Items from an interface collection
=== Begin Enclosure ===
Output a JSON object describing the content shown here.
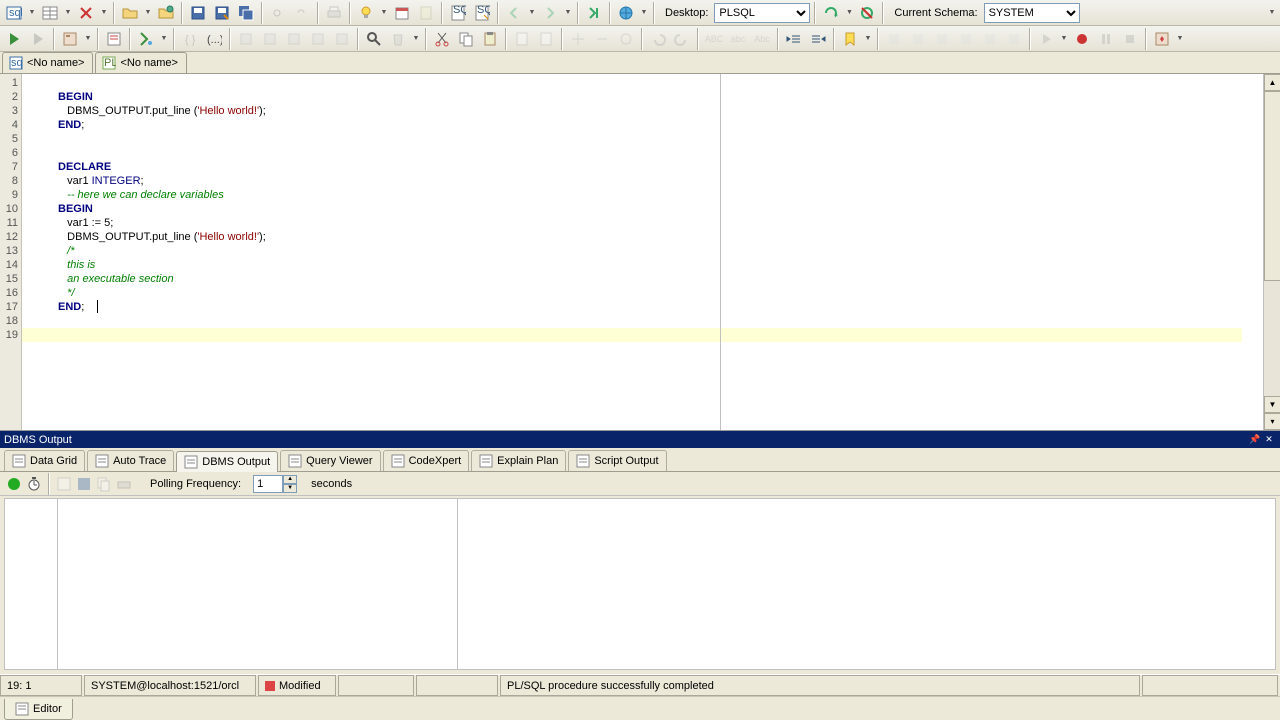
{
  "toolbar1": {
    "desktop_label": "Desktop:",
    "desktop_value": "PLSQL",
    "schema_label": "Current Schema:",
    "schema_value": "SYSTEM"
  },
  "editor_tabs": [
    {
      "label": "<No name>"
    },
    {
      "label": "<No name>"
    }
  ],
  "code_lines": [
    {
      "n": 1,
      "tokens": []
    },
    {
      "n": 2,
      "tokens": [
        {
          "t": "BEGIN",
          "c": "kw"
        }
      ]
    },
    {
      "n": 3,
      "tokens": [
        {
          "t": "   DBMS_OUTPUT.put_line ("
        },
        {
          "t": "'Hello world!'",
          "c": "str"
        },
        {
          "t": ");"
        }
      ]
    },
    {
      "n": 4,
      "tokens": [
        {
          "t": "END",
          "c": "kw"
        },
        {
          "t": ";"
        }
      ]
    },
    {
      "n": 5,
      "tokens": []
    },
    {
      "n": 6,
      "tokens": []
    },
    {
      "n": 7,
      "tokens": [
        {
          "t": "DECLARE",
          "c": "kw"
        }
      ]
    },
    {
      "n": 8,
      "tokens": [
        {
          "t": "   var1 "
        },
        {
          "t": "INTEGER",
          "c": "dt"
        },
        {
          "t": ";"
        }
      ]
    },
    {
      "n": 9,
      "tokens": [
        {
          "t": "   -- here we can declare variables",
          "c": "cmt"
        }
      ]
    },
    {
      "n": 10,
      "tokens": [
        {
          "t": "BEGIN",
          "c": "kw"
        }
      ]
    },
    {
      "n": 11,
      "tokens": [
        {
          "t": "   var1 := 5;"
        }
      ]
    },
    {
      "n": 12,
      "tokens": [
        {
          "t": "   DBMS_OUTPUT.put_line ("
        },
        {
          "t": "'Hello world!'",
          "c": "str"
        },
        {
          "t": ");"
        }
      ]
    },
    {
      "n": 13,
      "tokens": [
        {
          "t": "   /*",
          "c": "cmt"
        }
      ]
    },
    {
      "n": 14,
      "tokens": [
        {
          "t": "   this is",
          "c": "cmt"
        }
      ]
    },
    {
      "n": 15,
      "tokens": [
        {
          "t": "   an executable section",
          "c": "cmt"
        }
      ]
    },
    {
      "n": 16,
      "tokens": [
        {
          "t": "   */",
          "c": "cmt"
        }
      ]
    },
    {
      "n": 17,
      "tokens": [
        {
          "t": "END",
          "c": "kw"
        },
        {
          "t": ";"
        }
      ],
      "cursor_after": true
    },
    {
      "n": 18,
      "tokens": []
    },
    {
      "n": 19,
      "tokens": [],
      "highlight": true
    }
  ],
  "output_panel": {
    "title": "DBMS Output",
    "tabs": [
      {
        "label": "Data Grid"
      },
      {
        "label": "Auto Trace"
      },
      {
        "label": "DBMS Output",
        "active": true
      },
      {
        "label": "Query Viewer"
      },
      {
        "label": "CodeXpert"
      },
      {
        "label": "Explain Plan"
      },
      {
        "label": "Script Output"
      }
    ],
    "polling_label": "Polling Frequency:",
    "polling_value": "1",
    "polling_unit": "seconds"
  },
  "status": {
    "pos": "19: 1",
    "conn": "SYSTEM@localhost:1521/orcl",
    "modified": "Modified",
    "msg": "PL/SQL procedure successfully completed"
  },
  "bottom_tab": "Editor"
}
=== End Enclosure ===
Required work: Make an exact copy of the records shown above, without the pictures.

Solution for this exercise:
Output a JSON object describing the content shown here.
{
  "toolbar1": {
    "desktop_label": "Desktop:",
    "desktop_value": "PLSQL",
    "schema_label": "Current Schema:",
    "schema_value": "SYSTEM"
  },
  "editor_tabs": [
    {
      "label": "<No name>"
    },
    {
      "label": "<No name>"
    }
  ],
  "code_lines": [
    {
      "n": 1,
      "tokens": []
    },
    {
      "n": 2,
      "tokens": [
        {
          "t": "BEGIN",
          "c": "kw"
        }
      ]
    },
    {
      "n": 3,
      "tokens": [
        {
          "t": "   DBMS_OUTPUT.put_line ("
        },
        {
          "t": "'Hello world!'",
          "c": "str"
        },
        {
          "t": ");"
        }
      ]
    },
    {
      "n": 4,
      "tokens": [
        {
          "t": "END",
          "c": "kw"
        },
        {
          "t": ";"
        }
      ]
    },
    {
      "n": 5,
      "tokens": []
    },
    {
      "n": 6,
      "tokens": []
    },
    {
      "n": 7,
      "tokens": [
        {
          "t": "DECLARE",
          "c": "kw"
        }
      ]
    },
    {
      "n": 8,
      "tokens": [
        {
          "t": "   var1 "
        },
        {
          "t": "INTEGER",
          "c": "dt"
        },
        {
          "t": ";"
        }
      ]
    },
    {
      "n": 9,
      "tokens": [
        {
          "t": "   -- here we can declare variables",
          "c": "cmt"
        }
      ]
    },
    {
      "n": 10,
      "tokens": [
        {
          "t": "BEGIN",
          "c": "kw"
        }
      ]
    },
    {
      "n": 11,
      "tokens": [
        {
          "t": "   var1 := 5;"
        }
      ]
    },
    {
      "n": 12,
      "tokens": [
        {
          "t": "   DBMS_OUTPUT.put_line ("
        },
        {
          "t": "'Hello world!'",
          "c": "str"
        },
        {
          "t": ");"
        }
      ]
    },
    {
      "n": 13,
      "tokens": [
        {
          "t": "   /*",
          "c": "cmt"
        }
      ]
    },
    {
      "n": 14,
      "tokens": [
        {
          "t": "   this is",
          "c": "cmt"
        }
      ]
    },
    {
      "n": 15,
      "tokens": [
        {
          "t": "   an executable section",
          "c": "cmt"
        }
      ]
    },
    {
      "n": 16,
      "tokens": [
        {
          "t": "   */",
          "c": "cmt"
        }
      ]
    },
    {
      "n": 17,
      "tokens": [
        {
          "t": "END",
          "c": "kw"
        },
        {
          "t": ";"
        }
      ],
      "cursor_after": true
    },
    {
      "n": 18,
      "tokens": []
    },
    {
      "n": 19,
      "tokens": [],
      "highlight": true
    }
  ],
  "output_panel": {
    "title": "DBMS Output",
    "tabs": [
      {
        "label": "Data Grid"
      },
      {
        "label": "Auto Trace"
      },
      {
        "label": "DBMS Output",
        "active": true
      },
      {
        "label": "Query Viewer"
      },
      {
        "label": "CodeXpert"
      },
      {
        "label": "Explain Plan"
      },
      {
        "label": "Script Output"
      }
    ],
    "polling_label": "Polling Frequency:",
    "polling_value": "1",
    "polling_unit": "seconds"
  },
  "status": {
    "pos": "19: 1",
    "conn": "SYSTEM@localhost:1521/orcl",
    "modified": "Modified",
    "msg": "PL/SQL procedure successfully completed"
  },
  "bottom_tab": "Editor"
}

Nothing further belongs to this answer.